Join Rock Girl for the first ever pan-community run from Khayalitsha to the center of Cape Town.
30 km of showing our support for one another.
30 km of sending a message of support to all women and girls, no matter where they live, letting everyone along the way know that we are not afraid, but united.
We will run a 30km course through the streets of Khayelitsha, Mitchells Plain, Nyanga, Gugulehtu, Manenberg, Lavender Hill, Rylands, Langa and Woodstock, passing police stations in each area and ending at the Rock Girl benches on Heritage Square in Cape Town.
Brave.RUN invites women, girls, boys and men from all the communities to join in along the way, running or walking for a few metres or kilometres.
Check points and water stations will be at police stations in each area, and transport will be provided at each police station to take runners who need lifts into town. Transport will be provided to runners who plan to complete the entire route, departing from Heritage Square to Khayelitsha at 07:00 on Saturday morning, 23 April 2016.
“Many of the girls we met on our trip were afraid to speak up. We are here to advocate for them.” Berlin DePreez reporting to the Minister of Justice upon our return.
We called on the Ministry to support us in advocating for support for girls.
Enca TV reports:
The extraordinary Rock Girls arrived home last night as the sun set over Table Mountain. Over the last ten days, on our second road trip to the Northern Cape, we have tracked lions in the Kalahari, sang our hearts out headed towards the Tankwa Karoo, slept outside under shooting stars in Anysberg Nature Reserve, and met girls all along the way. Girls in Calvinia who face teenage pregnancy, girls in Matjiesfontein who don’t have a high school, girls in Upington who are working together to make their community safe and rid it of sexual violence. Brave girls. All as brave as our Rock Girls.
We used radio, photography, film, and our own writing to share their stories. On the last night of our journey, we sat in a circle tucked away in the mountains outside Springbok and shared our own stories. After ten days together, safe in each other’s company, some of us told stories that we had never shared before. Heartbreaking stories about parents who abuse daughters, little girls who are raped and sexually abused by family members and friends, daughters who never knew their parents. We sobbed, but then we linked arms and agreed to work together to ensure other girls are free from these horrors and that we will give them the safe spaces to share their own stories and find solutions.
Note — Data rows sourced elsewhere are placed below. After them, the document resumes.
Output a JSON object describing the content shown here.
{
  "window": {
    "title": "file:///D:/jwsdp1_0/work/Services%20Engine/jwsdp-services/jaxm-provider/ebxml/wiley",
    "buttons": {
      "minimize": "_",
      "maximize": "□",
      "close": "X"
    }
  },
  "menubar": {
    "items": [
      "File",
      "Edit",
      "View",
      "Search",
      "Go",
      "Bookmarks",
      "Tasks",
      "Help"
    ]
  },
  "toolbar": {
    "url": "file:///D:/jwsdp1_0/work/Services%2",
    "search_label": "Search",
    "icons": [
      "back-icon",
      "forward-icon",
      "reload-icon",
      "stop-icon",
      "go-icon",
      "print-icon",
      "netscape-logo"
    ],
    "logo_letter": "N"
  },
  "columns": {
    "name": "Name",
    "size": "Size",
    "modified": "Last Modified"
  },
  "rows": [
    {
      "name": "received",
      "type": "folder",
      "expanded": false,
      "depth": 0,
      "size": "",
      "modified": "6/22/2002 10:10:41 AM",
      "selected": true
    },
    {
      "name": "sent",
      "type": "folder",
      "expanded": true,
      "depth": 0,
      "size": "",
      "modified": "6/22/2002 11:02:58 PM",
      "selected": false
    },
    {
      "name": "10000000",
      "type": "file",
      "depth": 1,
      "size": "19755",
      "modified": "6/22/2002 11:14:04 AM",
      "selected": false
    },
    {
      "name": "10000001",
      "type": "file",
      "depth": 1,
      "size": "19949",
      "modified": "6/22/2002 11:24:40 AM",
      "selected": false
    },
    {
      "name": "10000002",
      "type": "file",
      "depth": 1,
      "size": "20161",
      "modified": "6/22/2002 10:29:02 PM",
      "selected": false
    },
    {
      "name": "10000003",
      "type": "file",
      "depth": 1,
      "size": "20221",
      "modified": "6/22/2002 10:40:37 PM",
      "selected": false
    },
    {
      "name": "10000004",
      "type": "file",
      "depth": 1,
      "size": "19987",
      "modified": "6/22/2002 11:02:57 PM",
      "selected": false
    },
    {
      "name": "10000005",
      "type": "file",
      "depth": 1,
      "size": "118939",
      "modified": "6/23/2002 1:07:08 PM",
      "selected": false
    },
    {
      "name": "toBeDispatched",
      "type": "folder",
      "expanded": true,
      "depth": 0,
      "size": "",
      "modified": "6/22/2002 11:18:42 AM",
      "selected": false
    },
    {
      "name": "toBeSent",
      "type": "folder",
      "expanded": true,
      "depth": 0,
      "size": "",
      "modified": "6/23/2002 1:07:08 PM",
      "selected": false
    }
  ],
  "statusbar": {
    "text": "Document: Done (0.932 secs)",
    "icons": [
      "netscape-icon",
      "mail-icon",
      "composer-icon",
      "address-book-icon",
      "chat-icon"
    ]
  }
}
We are strong, we are brave, we are Rock Girls.
We were reminded of the power of radio this morning. Audrey and Thesline sent out a message of support to girls thanks to Radio Kaboesna in Calvinia.
We arrived here last night after a spectacular sunset over the Tankwa Karoo. We feel very far from our homes here. Reaching Calvin required long hours over bumpy dirt roads. We met girls preparing to for their final exams to graduate from high school and invited them on our bus. Unlike us, they haven’t had the opportunity to have a support group for girls. It made us realize how much confidence we’ve gained over the past five years as part of Rock Girl.
Things got hot fast once we headed north. We saw our first social weaver nest, a giant mass of straw built by tiny birds and quiver trees.
We pulled into Upington in time for a sunset cruise on the Orange River, a welcome sight after hours on the dusty road. As the sun went down, we danced to Boere Musiek and reflected on where travel can take you.Who thought we’d be doing the conga line to traditional Afrikaans music the night before we tour police holding cells at the Magistrate’s Court.